The last time I paid my brothel a visit, I left feeling much better about myself. No, not because of the clothes-pegs-on-earlobes thing Luscious Lulu likes doing. Frankly, I find that whole S&M routine disgusting. And immoral. It’s a good thing that I’m close to completing the scientific study I’ve been conducting in brothels for the past seventeen years.
The reason I was feeling good is because I discovered that I’m not as weird as I thought I was. You see, I have this … thing — this uncontrollable urge to pick up litter. If I see a piece of paper on the floor, it takes incredible restraint for me not to pick it up. I know what you’re thinking: “what’s wrong with that?” Let’s just say that there’s a very thin line between being a conscientious, responsible citizen and being the weirdo crawling on his hands and knees on the Bedford Centre floor, picking up Pick ‘n Pay cash slips. That’s how it started for most Sterkfontein Mental Health Facility residents.
Anyway, back to the whorehouse. When I arrived, I found all the … er, employees of that high-calibre establishment scattered all over the grounds, picking up litter under Madame Fifi’s supervision. God bless her three-breasted soul. Upon inquiring what this was all about, she explained that she ran a tight ship and no clients of hers were going to get “serviced” in a pigsty. To quote her, “Goddamnit, we might be low-down dirty whores but we’re not going to wallow in filth.” I got a lump in my throat. I mean, if I had to make a career change, I’d hate to perform fellatio with a heavy heart because of papers strewn all over the lawn.
Hallucinations aside, obsessive-compulsive disorder is not a laughing matter. Well, not funny “ha ha” in any case. One of the ways in which my particular brand of OCD manifests itself is in my extreme lack of tolerance for dripping taps.

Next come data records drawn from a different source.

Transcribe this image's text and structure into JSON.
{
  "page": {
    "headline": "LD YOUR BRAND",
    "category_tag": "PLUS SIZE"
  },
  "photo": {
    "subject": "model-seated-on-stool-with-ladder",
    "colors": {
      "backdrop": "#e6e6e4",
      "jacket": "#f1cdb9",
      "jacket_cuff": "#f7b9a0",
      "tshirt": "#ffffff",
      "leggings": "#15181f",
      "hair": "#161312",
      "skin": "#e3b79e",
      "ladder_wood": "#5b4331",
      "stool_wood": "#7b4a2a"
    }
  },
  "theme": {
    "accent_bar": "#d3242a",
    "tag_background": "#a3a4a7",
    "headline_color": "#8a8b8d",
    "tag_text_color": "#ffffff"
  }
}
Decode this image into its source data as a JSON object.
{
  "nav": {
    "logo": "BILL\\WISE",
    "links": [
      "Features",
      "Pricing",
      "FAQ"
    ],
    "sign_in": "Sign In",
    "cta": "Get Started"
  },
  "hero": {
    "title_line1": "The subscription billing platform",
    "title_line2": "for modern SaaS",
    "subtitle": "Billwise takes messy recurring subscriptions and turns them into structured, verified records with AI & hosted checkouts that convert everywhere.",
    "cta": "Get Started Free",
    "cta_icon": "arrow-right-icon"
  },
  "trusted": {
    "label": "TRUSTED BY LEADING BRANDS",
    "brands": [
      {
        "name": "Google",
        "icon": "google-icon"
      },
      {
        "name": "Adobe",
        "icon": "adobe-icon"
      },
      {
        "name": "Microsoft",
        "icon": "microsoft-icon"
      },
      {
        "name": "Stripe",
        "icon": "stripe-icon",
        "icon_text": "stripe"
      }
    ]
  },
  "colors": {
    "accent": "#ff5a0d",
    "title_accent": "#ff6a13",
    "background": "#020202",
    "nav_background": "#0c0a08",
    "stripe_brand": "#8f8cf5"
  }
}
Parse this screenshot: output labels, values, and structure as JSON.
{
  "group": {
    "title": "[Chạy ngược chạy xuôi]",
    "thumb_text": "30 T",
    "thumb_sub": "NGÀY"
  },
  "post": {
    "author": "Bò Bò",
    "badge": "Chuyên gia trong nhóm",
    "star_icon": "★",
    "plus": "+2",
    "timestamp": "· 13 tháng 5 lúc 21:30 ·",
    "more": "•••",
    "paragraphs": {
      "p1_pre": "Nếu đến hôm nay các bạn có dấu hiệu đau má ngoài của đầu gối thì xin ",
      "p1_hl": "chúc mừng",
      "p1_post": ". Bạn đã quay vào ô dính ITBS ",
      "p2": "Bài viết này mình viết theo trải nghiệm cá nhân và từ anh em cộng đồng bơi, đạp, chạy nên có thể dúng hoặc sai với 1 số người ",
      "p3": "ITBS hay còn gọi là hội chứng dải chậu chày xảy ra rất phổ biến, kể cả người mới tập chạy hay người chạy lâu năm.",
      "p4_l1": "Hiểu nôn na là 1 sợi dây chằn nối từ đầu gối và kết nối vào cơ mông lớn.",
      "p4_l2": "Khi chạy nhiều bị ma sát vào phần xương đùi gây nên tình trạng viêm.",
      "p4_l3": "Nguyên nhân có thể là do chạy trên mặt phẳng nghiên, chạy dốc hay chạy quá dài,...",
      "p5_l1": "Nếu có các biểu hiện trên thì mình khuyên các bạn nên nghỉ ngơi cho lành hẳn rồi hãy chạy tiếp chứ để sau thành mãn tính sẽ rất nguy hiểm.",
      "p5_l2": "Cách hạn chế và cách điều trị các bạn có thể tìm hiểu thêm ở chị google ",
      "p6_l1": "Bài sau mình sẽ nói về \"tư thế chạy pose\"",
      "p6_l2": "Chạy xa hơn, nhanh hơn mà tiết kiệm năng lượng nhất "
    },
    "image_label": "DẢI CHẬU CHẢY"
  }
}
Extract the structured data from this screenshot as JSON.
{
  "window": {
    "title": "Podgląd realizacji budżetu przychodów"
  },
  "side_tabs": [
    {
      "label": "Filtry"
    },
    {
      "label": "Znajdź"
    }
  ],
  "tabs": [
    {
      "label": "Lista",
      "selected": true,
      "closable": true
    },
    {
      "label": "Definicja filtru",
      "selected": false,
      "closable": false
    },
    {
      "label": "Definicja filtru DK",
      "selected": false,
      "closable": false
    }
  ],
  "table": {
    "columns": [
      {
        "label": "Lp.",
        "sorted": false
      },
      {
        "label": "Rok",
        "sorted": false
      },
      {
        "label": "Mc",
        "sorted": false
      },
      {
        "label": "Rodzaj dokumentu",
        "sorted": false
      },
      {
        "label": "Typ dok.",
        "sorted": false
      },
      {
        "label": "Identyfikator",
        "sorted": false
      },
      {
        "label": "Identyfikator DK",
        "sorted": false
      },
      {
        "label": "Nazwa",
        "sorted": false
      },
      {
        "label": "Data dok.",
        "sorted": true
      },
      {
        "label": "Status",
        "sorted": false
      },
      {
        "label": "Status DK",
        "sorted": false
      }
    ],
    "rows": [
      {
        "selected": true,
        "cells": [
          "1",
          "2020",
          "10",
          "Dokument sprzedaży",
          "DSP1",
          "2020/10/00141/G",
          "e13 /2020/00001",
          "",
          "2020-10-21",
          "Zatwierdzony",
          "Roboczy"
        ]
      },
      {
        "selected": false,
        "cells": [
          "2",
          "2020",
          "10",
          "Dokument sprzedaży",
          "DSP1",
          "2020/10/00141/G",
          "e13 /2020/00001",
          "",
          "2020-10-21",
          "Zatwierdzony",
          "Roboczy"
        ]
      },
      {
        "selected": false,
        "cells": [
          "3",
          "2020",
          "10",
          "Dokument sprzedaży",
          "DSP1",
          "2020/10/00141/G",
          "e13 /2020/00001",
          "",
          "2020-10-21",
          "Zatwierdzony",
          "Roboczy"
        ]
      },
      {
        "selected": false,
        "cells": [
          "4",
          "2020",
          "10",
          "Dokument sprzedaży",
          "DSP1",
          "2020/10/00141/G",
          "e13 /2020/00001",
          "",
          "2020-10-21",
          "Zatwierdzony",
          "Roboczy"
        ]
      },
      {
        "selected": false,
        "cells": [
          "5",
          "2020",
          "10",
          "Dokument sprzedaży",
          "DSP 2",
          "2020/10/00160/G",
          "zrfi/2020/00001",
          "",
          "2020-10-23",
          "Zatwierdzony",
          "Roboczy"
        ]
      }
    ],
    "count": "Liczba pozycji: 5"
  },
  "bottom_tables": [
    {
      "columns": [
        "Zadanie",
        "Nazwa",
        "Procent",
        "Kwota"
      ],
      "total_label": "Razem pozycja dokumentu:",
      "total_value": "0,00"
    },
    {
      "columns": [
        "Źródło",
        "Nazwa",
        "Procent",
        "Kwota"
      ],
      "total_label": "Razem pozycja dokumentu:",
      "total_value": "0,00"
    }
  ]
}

My wife can vouch for the fact that on particularly bad days I walk around the house inspecting every tap. All eleven of them. I know, I know. What kind of man even knows how many taps he has in his house? In any case, on those days when my OCD is really acting up, I go around placing my open palm underneath each faucet. If there’s a wet ring of water, I emit a sharp gasp and instigate a thorough investigation to unearth the culprit. It’s always the four-year-old Tamil insurgent. The uncivilized bastard. His own brand of OCD compels him to wash his hands every two hours or so. A right regular serial killer in the making.
I can imagine the horror on your face, dear reader. This is a disturbing piece. And it gets worse. A few years ago I was driving through the Umngeni Valley village where I used to teach. In my peripheral vision I caught a glimpse of one of those communal taps Ronnie Kasrils thought was a fantastic idea when he first installed running water in the area. The unimaginative commie degenerate. What a retarded idea. Villagers who never experienced running water before were always going to treat communal taps like they would a fountain. It’s their only point of reference. The tap in question was practically open 24/7.
On this particular day the water was gushing out at full blast without a soul in sight. Aaargh! The stretch of road I was driving on is the narrow, winding road running parallel to the Umngeni River, leading to Nagle Dam. Dusi enthusiasts know what I’m talking about. U-turn impossible. So I drove on for another 3km until I reached the first safe spot to turn. I then drove back 3km. By the time I got back, a woman was in the tap vicinity, just starting on her laundry. Tap still at full blast. Woman unmoved.
“Sphukuphuku ndini, umpompi awuwuvali ngani kodwa?” [“Dear gentle lady, why is the tap running?”]
“Lalela la wena Khandakhulu, awuhlukane nami uvale umpompi mawukuhlupha” [“Talk to the hand!”]
You will be glad to hear that, after about nine months of petitioning the human mountain of a ward counsellor, they finally replaced the twist-on tap with one of those press faucets. You will, however, be horrified to learn that some innovative genius “solved” this “problem” by installing a plank-and-wire contraption that one could place over the press mechanism of the tap. And then the good times were back at the Umngeni Falls. I have a very fuzzy recollection of the real reasons I quit teaching in that area. It was, after all, about 7 000 kilolitres of lager ago. I suspect that the perpetually running tap might have been the straw that broke this particular camel’s back.
South Africa has many serious challenges. In the greater scheme of things littering and dripping taps seem to pale in comparison to poverty, Aids, illiteracy, crime and the proliferation of Crocs-wearing men. But they are my favourite things to obsess over. Do not be surprised should you see this headline, “Writer perishes under a hail of bullets. Smoker being questioned”. That’s because one of these days I will grow sufficient cojones to confront an imbecile who flicks a cigarette stub out of his car window. And I will sommer just start banging his car with a wheel spanner.
But don’t worry about my sanity. My shrink has it under control. I swear.